- Opening Delimiter -
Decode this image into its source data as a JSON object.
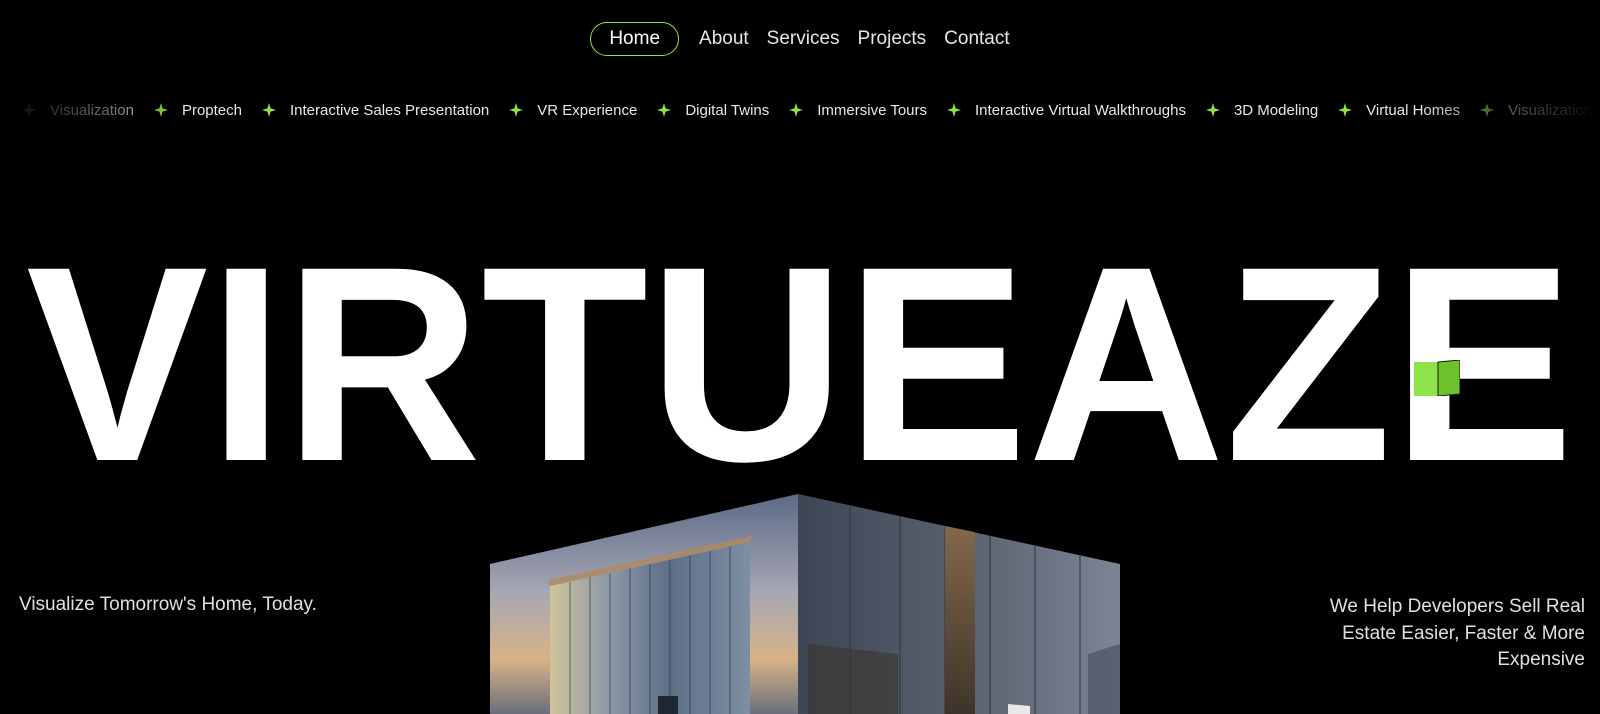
{
  "nav": {
    "items": [
      {
        "label": "Home",
        "active": true
      },
      {
        "label": "About",
        "active": false
      },
      {
        "label": "Services",
        "active": false
      },
      {
        "label": "Projects",
        "active": false
      },
      {
        "label": "Contact",
        "active": false
      }
    ],
    "accent_color": "#8fe34a"
  },
  "ticker": {
    "icon": "four-point-star-icon",
    "star_color": "#8fe34a",
    "items": [
      "Visualization",
      "Proptech",
      "Interactive Sales Presentation",
      "VR Experience",
      "Digital Twins",
      "Immersive Tours",
      "Interactive Virtual Walkthroughs",
      "3D Modeling",
      "Virtual Homes",
      "Visualization"
    ]
  },
  "hero": {
    "title": "VIRTUEAZE",
    "accent_icon": "green-cube-icon",
    "accent_color": "#8fe34a"
  },
  "taglines": {
    "left": "Visualize Tomorrow's Home, Today.",
    "right": "We Help Developers Sell Real Estate Easier, Faster & More Expensive"
  }
}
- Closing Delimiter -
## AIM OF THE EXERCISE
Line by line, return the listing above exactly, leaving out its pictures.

## ANSWER TO THE PROBLEM
Decode this image into its source data as a JSON object.
{
  "nav": {
    "items": [
      {
        "label": "Home",
        "active": true
      },
      {
        "label": "About",
        "active": false
      },
      {
        "label": "Services",
        "active": false
      },
      {
        "label": "Projects",
        "active": false
      },
      {
        "label": "Contact",
        "active": false
      }
    ],
    "accent_color": "#8fe34a"
  },
  "ticker": {
    "icon": "four-point-star-icon",
    "star_color": "#8fe34a",
    "items": [
      "Visualization",
      "Proptech",
      "Interactive Sales Presentation",
      "VR Experience",
      "Digital Twins",
      "Immersive Tours",
      "Interactive Virtual Walkthroughs",
      "3D Modeling",
      "Virtual Homes",
      "Visualization"
    ]
  },
  "hero": {
    "title": "VIRTUEAZE",
    "accent_icon": "green-cube-icon",
    "accent_color": "#8fe34a"
  },
  "taglines": {
    "left": "Visualize Tomorrow's Home, Today.",
    "right": "We Help Developers Sell Real Estate Easier, Faster & More Expensive"
  }
}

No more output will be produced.